Even if the zoning board is unwilling to grant an exception to the municipality’s zoning ordinances, a court appeal of the determination may be an appropriate avenue worth pursuing. This process can be time consuming but depends on individual circumstances. For example, if the company has fulfilled all of the board’s requirements and an official will not approve it, a government agency may have to step in. In other cases, court injunctions will order one party to cease their unlawful or illegal activities.
How can a Lawyer Remedy the Violation?
Commercial business owners should thoroughly review zoning laws before trying to establish property in an area, especially if it is close to residential homesteads. Problems most often arise when businesses set up close to neighborhoods and residents have concern over environmental impact, increase in noise or traffic, and property values.
Business owners can avoid legal problems and costly fines related to zoning issues by speaking to a lawyer beforehand. A lawyer who is knowledgeable about a municipality generally, and its zoning laws, can assist in choosing the appropriate course of action, and avoiding potential disputes and fines on the back end. If property is already up and running and a commercial business is facing complaints or allegations of a zoning violation, a lawyer can assist with this as well. Plaintiffs have a steep burden to prove that the commercial business should not exist, and they must also go through a lengthy process to end production; however, they may still prove a case that requires some modifications or remedies on the part of the business. With the right legal team, business owners can protect themselves against such complaints and alleged zoning violations.

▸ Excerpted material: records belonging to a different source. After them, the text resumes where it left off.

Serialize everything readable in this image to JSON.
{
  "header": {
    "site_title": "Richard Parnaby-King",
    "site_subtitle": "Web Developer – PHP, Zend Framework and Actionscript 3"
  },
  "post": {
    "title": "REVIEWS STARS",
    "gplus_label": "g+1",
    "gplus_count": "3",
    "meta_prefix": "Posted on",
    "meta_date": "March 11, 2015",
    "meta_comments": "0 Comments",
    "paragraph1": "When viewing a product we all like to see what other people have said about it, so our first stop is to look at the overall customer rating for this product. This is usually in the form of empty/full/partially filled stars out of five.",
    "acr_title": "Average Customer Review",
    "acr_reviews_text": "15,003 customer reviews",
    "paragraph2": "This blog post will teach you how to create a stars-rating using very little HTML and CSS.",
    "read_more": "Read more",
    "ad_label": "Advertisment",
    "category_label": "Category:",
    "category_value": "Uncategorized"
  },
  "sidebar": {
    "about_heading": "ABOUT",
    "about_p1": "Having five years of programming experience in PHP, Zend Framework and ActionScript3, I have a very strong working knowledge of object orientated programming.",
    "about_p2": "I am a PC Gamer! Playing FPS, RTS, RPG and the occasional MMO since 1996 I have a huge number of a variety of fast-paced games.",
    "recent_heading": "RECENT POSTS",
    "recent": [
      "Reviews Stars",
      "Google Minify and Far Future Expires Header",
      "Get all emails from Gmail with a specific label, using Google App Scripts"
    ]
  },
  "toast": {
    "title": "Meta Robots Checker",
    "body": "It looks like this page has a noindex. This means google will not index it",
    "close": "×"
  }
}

If you were involved in any type of zoning disagreement or have any questions about zoning ordinances in a specific municipality or generally, the experienced legal team at MacMain, Connell & Leinhauser can help. We are familiar with zoning laws and can offer legal guidance to bring any issues to a swift resolution. For a confidential consultation, complete our online form or call 484-318-7106. Located in West Chester, Pennsylvania, we serve clients throughout the greater Philadelphia area, including Delaware County, Montgomery County, Chester County, and New Jersey.